* WHAT IS REQUIRED *
Your answer must be an exact copy of the data, without any pictures.

*** EXERCISE MATERIAL Section Begins ***

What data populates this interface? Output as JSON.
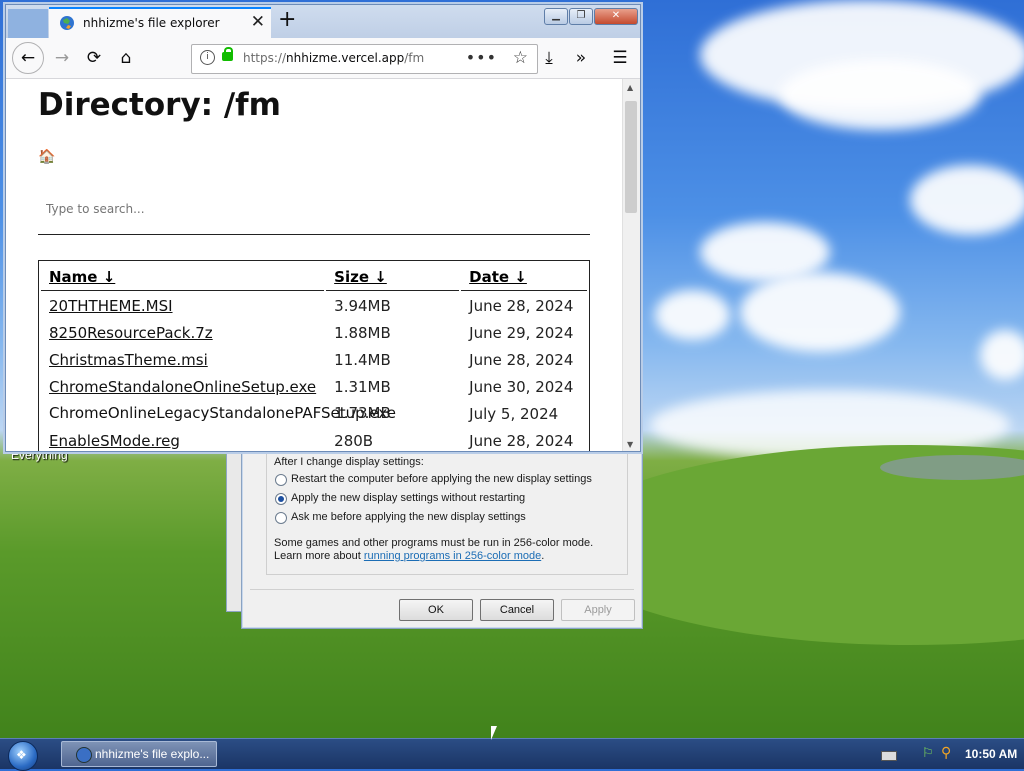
{
  "browser": {
    "tab_title": "nhhizme's file explorer",
    "url_proto": "https://",
    "url_host": "nhhizme.vercel.app",
    "url_path": "/fm"
  },
  "page": {
    "heading": "Directory: /fm",
    "search_placeholder": "Type to search...",
    "columns": [
      "Name ↓",
      "Size ↓",
      "Date ↓"
    ],
    "rows": [
      {
        "name": "20THTHEME.MSI",
        "size": "3.94MB",
        "date": "June 28, 2024"
      },
      {
        "name": "8250ResourcePack.7z",
        "size": "1.88MB",
        "date": "June 29, 2024"
      },
      {
        "name": "ChristmasTheme.msi",
        "size": "11.4MB",
        "date": "June 28, 2024"
      },
      {
        "name": "ChromeStandaloneOnlineSetup.exe",
        "size": "1.31MB",
        "date": "June 30, 2024"
      },
      {
        "name": "ChromeOnlineLegacyStandalonePAFSetup.exe",
        "size": "1.73MB",
        "date": "July 5, 2024"
      },
      {
        "name": "EnableSMode.reg",
        "size": "280B",
        "date": "June 28, 2024"
      }
    ]
  },
  "dialog": {
    "group_label": "After I change display settings:",
    "options": [
      "Restart the computer before applying the new display settings",
      "Apply the new display settings without restarting",
      "Ask me before applying the new display settings"
    ],
    "selected_index": 1,
    "note_line1": "Some games and other programs must be run in 256-color mode.",
    "note_line2_prefix": "Learn more about ",
    "note_link": "running programs in 256-color mode",
    "note_suffix": ".",
    "ok": "OK",
    "cancel": "Cancel",
    "apply": "Apply"
  },
  "desktop": {
    "label": "Everything"
  },
  "taskbar": {
    "task_label": "nhhizme's file explo...",
    "clock": "10:50 AM"
  }
}
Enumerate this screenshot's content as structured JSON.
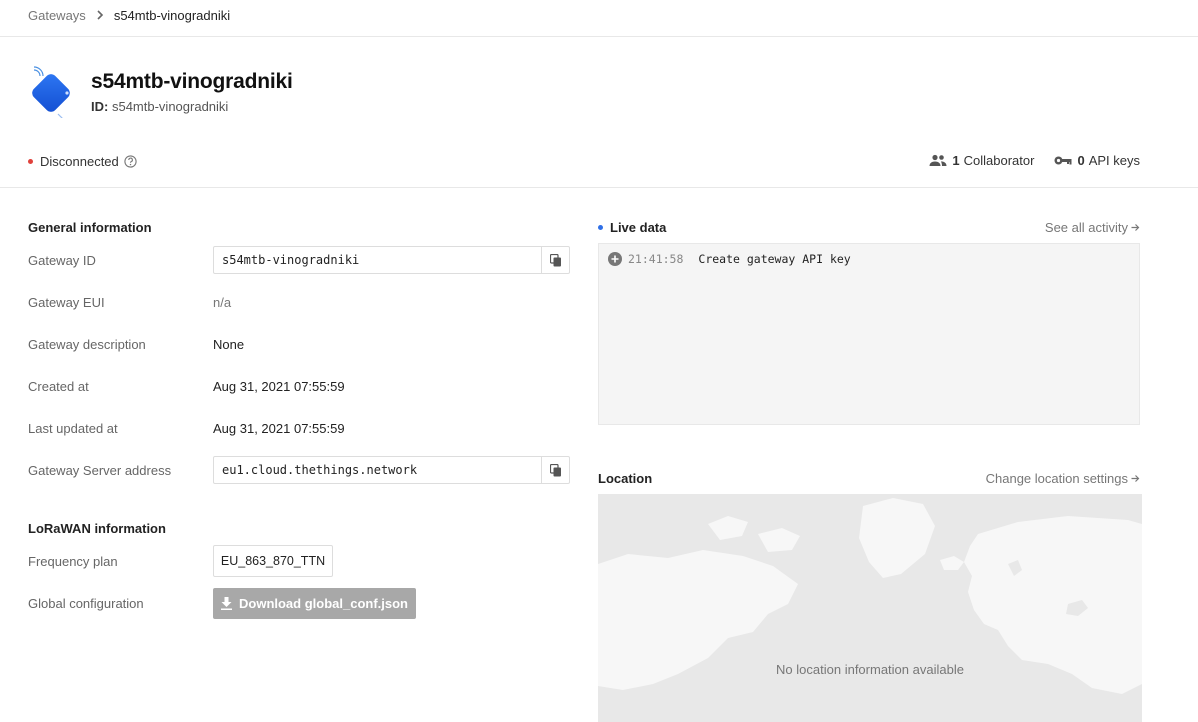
{
  "breadcrumb": {
    "parent": "Gateways",
    "current": "s54mtb-vinogradniki"
  },
  "header": {
    "title": "s54mtb-vinogradniki",
    "id_label": "ID:",
    "id_value": "s54mtb-vinogradniki",
    "status": "Disconnected",
    "collaborators_count": "1",
    "collaborators_label": "Collaborator",
    "api_keys_count": "0",
    "api_keys_label": "API keys"
  },
  "general": {
    "title": "General information",
    "gateway_id_label": "Gateway ID",
    "gateway_id_value": "s54mtb-vinogradniki",
    "gateway_eui_label": "Gateway EUI",
    "gateway_eui_value": "n/a",
    "description_label": "Gateway description",
    "description_value": "None",
    "created_label": "Created at",
    "created_value": "Aug 31, 2021 07:55:59",
    "updated_label": "Last updated at",
    "updated_value": "Aug 31, 2021 07:55:59",
    "server_label": "Gateway Server address",
    "server_value": "eu1.cloud.thethings.network"
  },
  "lorawan": {
    "title": "LoRaWAN information",
    "freq_label": "Frequency plan",
    "freq_value": "EU_863_870_TTN",
    "global_conf_label": "Global configuration",
    "download_label": "Download global_conf.json"
  },
  "live": {
    "title": "Live data",
    "see_all": "See all activity",
    "events": [
      {
        "time": "21:41:58",
        "text": "Create gateway API key"
      }
    ]
  },
  "location": {
    "title": "Location",
    "change": "Change location settings",
    "empty": "No location information available"
  },
  "colors": {
    "status_disconnected": "#e0413b",
    "live_dot": "#2f6fe7",
    "icon_blue": "#1a5fe6"
  }
}
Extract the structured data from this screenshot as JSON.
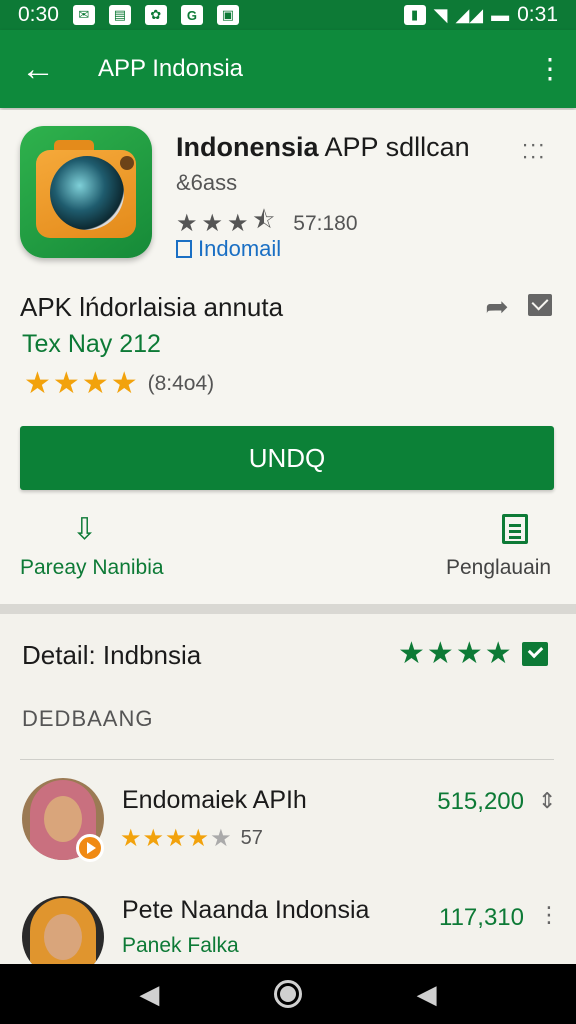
{
  "status_bar": {
    "time_left": "0:30",
    "time_right": "0:31",
    "icons_left": [
      "mail-icon",
      "wallet-icon",
      "gear-icon",
      "g-icon",
      "bag-icon"
    ],
    "icons_right": [
      "battery-save-icon",
      "wifi-icon",
      "signal-icon",
      "battery-icon"
    ]
  },
  "app_bar": {
    "title": "APP Indonsia",
    "back_icon": "arrow-back-icon",
    "overflow_icon": "more-vert-icon"
  },
  "app": {
    "title_bold": "Indonensia",
    "title_rest": " APP sdllcan",
    "subtitle": "&6ass",
    "rating_count": "57:180",
    "developer": "Indomail",
    "apk_title": "APK lńdorlaisia annuta",
    "tex_line": "Tex Nay 212",
    "stars_count": "(8:4o4)",
    "install_label": "UNDQ",
    "action_left_label": "Pareay Nanibia",
    "action_right_label": "Penglauain"
  },
  "details": {
    "title": "Detail: Indbnsia",
    "section_label": "DEDBAANG",
    "reviewers": [
      {
        "name": "Endomaiek APIh",
        "value": "515,200",
        "rating_count": "57",
        "stars": 4
      },
      {
        "name": "Pete Naanda Indonsia",
        "subtitle": "Panek Falka",
        "value": "117,310"
      }
    ]
  },
  "colors": {
    "primary_green": "#0e8a3c",
    "dark_green": "#0d7a36",
    "star_orange": "#f2a20c",
    "link_blue": "#1a6fc4"
  },
  "nav": {
    "back": "back-nav-icon",
    "home": "home-nav-icon",
    "recents": "recents-nav-icon"
  }
}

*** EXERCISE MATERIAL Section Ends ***

* ANSWER BELOW *
What data populates this interface? Output as JSON.
{
  "browser": {
    "tab_title": "nhhizme's file explorer",
    "url_proto": "https://",
    "url_host": "nhhizme.vercel.app",
    "url_path": "/fm"
  },
  "page": {
    "heading": "Directory: /fm",
    "search_placeholder": "Type to search...",
    "columns": [
      "Name ↓",
      "Size ↓",
      "Date ↓"
    ],
    "rows": [
      {
        "name": "20THTHEME.MSI",
        "size": "3.94MB",
        "date": "June 28, 2024"
      },
      {
        "name": "8250ResourcePack.7z",
        "size": "1.88MB",
        "date": "June 29, 2024"
      },
      {
        "name": "ChristmasTheme.msi",
        "size": "11.4MB",
        "date": "June 28, 2024"
      },
      {
        "name": "ChromeStandaloneOnlineSetup.exe",
        "size": "1.31MB",
        "date": "June 30, 2024"
      },
      {
        "name": "ChromeOnlineLegacyStandalonePAFSetup.exe",
        "size": "1.73MB",
        "date": "July 5, 2024"
      },
      {
        "name": "EnableSMode.reg",
        "size": "280B",
        "date": "June 28, 2024"
      }
    ]
  },
  "dialog": {
    "group_label": "After I change display settings:",
    "options": [
      "Restart the computer before applying the new display settings",
      "Apply the new display settings without restarting",
      "Ask me before applying the new display settings"
    ],
    "selected_index": 1,
    "note_line1": "Some games and other programs must be run in 256-color mode.",
    "note_line2_prefix": "Learn more about ",
    "note_link": "running programs in 256-color mode",
    "note_suffix": ".",
    "ok": "OK",
    "cancel": "Cancel",
    "apply": "Apply"
  },
  "desktop": {
    "label": "Everything"
  },
  "taskbar": {
    "task_label": "nhhizme's file explo...",
    "clock": "10:50 AM"
  }
}
Enumerate this screenshot's content as structured JSON.
{
  "breadcrumb": {
    "parent": "Gateways",
    "current": "s54mtb-vinogradniki"
  },
  "header": {
    "title": "s54mtb-vinogradniki",
    "id_label": "ID:",
    "id_value": "s54mtb-vinogradniki",
    "status": "Disconnected",
    "collaborators_count": "1",
    "collaborators_label": "Collaborator",
    "api_keys_count": "0",
    "api_keys_label": "API keys"
  },
  "general": {
    "title": "General information",
    "gateway_id_label": "Gateway ID",
    "gateway_id_value": "s54mtb-vinogradniki",
    "gateway_eui_label": "Gateway EUI",
    "gateway_eui_value": "n/a",
    "description_label": "Gateway description",
    "description_value": "None",
    "created_label": "Created at",
    "created_value": "Aug 31, 2021 07:55:59",
    "updated_label": "Last updated at",
    "updated_value": "Aug 31, 2021 07:55:59",
    "server_label": "Gateway Server address",
    "server_value": "eu1.cloud.thethings.network"
  },
  "lorawan": {
    "title": "LoRaWAN information",
    "freq_label": "Frequency plan",
    "freq_value": "EU_863_870_TTN",
    "global_conf_label": "Global configuration",
    "download_label": "Download global_conf.json"
  },
  "live": {
    "title": "Live data",
    "see_all": "See all activity",
    "events": [
      {
        "time": "21:41:58",
        "text": "Create gateway API key"
      }
    ]
  },
  "location": {
    "title": "Location",
    "change": "Change location settings",
    "empty": "No location information available"
  },
  "colors": {
    "status_disconnected": "#e0413b",
    "live_dot": "#2f6fe7",
    "icon_blue": "#1a5fe6"
  }
}
Extract the structured data from this screenshot as JSON.
{
  "status_bar": {
    "time_left": "0:30",
    "time_right": "0:31",
    "icons_left": [
      "mail-icon",
      "wallet-icon",
      "gear-icon",
      "g-icon",
      "bag-icon"
    ],
    "icons_right": [
      "battery-save-icon",
      "wifi-icon",
      "signal-icon",
      "battery-icon"
    ]
  },
  "app_bar": {
    "title": "APP Indonsia",
    "back_icon": "arrow-back-icon",
    "overflow_icon": "more-vert-icon"
  },
  "app": {
    "title_bold": "Indonensia",
    "title_rest": " APP sdllcan",
    "subtitle": "&6ass",
    "rating_count": "57:180",
    "developer": "Indomail",
    "apk_title": "APK lńdorlaisia annuta",
    "tex_line": "Tex Nay 212",
    "stars_count": "(8:4o4)",
    "install_label": "UNDQ",
    "action_left_label": "Pareay Nanibia",
    "action_right_label": "Penglauain"
  },
  "details": {
    "title": "Detail: Indbnsia",
    "section_label": "DEDBAANG",
    "reviewers": [
      {
        "name": "Endomaiek APIh",
        "value": "515,200",
        "rating_count": "57",
        "stars": 4
      },
      {
        "name": "Pete Naanda Indonsia",
        "subtitle": "Panek Falka",
        "value": "117,310"
      }
    ]
  },
  "colors": {
    "primary_green": "#0e8a3c",
    "dark_green": "#0d7a36",
    "star_orange": "#f2a20c",
    "link_blue": "#1a6fc4"
  },
  "nav": {
    "back": "back-nav-icon",
    "home": "home-nav-icon",
    "recents": "recents-nav-icon"
  }
}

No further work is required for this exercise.